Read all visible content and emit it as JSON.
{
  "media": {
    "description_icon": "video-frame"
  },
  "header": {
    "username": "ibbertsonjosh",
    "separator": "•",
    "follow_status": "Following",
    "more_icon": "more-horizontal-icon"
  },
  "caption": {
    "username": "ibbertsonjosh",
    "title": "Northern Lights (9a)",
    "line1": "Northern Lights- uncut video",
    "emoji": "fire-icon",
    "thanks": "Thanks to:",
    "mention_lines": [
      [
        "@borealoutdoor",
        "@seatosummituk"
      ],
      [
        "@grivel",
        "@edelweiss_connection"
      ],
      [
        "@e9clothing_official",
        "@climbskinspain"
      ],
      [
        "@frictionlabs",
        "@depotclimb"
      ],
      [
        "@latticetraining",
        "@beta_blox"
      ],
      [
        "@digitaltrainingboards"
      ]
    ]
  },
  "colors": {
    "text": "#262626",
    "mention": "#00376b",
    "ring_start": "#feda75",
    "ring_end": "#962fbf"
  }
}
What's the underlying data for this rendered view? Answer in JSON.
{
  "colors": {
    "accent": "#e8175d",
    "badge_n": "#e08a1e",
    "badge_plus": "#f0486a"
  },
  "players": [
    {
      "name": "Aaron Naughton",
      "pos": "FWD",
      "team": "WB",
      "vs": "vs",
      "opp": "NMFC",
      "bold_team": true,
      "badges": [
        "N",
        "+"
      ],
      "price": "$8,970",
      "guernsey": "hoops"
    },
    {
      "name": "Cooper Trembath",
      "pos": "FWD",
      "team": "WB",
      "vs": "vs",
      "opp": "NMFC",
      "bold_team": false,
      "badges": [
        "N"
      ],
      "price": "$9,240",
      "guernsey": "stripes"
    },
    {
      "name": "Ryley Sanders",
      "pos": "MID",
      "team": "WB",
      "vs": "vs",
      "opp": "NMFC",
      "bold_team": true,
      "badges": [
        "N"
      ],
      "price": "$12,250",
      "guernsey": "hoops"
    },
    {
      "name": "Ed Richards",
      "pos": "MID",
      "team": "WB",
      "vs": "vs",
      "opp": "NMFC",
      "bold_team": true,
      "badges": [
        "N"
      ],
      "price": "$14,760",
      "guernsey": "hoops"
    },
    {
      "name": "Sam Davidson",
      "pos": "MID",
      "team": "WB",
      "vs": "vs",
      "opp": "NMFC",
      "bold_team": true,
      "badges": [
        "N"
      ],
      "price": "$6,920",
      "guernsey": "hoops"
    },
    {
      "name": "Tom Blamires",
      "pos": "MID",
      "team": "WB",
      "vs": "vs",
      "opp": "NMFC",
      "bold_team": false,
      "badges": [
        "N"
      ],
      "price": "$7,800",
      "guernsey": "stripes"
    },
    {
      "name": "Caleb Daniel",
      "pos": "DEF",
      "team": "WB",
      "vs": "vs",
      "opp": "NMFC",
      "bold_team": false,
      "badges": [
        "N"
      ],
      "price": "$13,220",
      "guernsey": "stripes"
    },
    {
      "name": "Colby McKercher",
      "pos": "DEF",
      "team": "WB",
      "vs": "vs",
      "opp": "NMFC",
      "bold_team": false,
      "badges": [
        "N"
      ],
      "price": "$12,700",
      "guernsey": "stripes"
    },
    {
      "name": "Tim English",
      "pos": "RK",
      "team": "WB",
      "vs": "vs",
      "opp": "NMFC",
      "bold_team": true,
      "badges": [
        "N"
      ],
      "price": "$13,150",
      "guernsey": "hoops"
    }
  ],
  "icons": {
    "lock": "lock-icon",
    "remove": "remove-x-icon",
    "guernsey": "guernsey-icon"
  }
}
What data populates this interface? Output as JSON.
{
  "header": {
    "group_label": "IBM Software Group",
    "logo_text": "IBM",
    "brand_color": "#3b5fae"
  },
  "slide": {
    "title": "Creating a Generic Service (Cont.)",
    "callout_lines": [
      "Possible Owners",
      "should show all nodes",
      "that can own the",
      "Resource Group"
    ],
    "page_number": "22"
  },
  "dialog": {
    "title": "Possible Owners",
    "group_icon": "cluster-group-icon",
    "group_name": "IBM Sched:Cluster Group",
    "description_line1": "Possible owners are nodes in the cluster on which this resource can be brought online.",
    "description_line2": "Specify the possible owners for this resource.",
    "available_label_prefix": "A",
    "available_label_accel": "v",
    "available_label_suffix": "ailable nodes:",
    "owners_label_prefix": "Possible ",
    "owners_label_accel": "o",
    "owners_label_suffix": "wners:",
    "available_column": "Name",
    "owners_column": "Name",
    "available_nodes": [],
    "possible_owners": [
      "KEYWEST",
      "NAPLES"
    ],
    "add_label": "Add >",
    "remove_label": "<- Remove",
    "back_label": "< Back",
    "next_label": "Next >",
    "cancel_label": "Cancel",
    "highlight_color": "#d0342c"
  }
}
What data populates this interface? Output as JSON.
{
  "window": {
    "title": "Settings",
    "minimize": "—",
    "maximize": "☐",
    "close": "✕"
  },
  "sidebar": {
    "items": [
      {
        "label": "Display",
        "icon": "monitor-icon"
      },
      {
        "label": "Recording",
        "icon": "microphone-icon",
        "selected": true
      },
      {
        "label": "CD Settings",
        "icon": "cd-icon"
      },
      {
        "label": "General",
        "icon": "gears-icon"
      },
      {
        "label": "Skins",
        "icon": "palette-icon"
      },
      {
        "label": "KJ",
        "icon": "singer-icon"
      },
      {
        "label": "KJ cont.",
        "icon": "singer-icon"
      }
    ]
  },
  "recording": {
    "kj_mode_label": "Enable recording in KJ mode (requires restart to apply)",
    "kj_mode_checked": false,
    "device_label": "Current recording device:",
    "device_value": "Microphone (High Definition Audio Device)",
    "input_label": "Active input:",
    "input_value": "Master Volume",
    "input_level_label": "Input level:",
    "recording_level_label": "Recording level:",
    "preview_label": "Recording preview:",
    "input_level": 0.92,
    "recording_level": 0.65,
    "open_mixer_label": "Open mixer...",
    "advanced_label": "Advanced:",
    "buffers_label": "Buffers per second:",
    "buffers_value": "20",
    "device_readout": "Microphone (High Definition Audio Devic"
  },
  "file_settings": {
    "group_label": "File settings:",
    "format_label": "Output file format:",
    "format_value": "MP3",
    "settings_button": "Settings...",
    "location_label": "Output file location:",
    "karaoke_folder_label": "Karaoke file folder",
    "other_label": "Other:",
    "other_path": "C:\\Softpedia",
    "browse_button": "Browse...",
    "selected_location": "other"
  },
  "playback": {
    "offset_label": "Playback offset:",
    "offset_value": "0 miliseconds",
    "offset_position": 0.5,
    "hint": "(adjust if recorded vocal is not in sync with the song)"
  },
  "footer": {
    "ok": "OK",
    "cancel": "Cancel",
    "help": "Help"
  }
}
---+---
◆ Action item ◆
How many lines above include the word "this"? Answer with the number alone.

◆ Output of the exercise ◆
5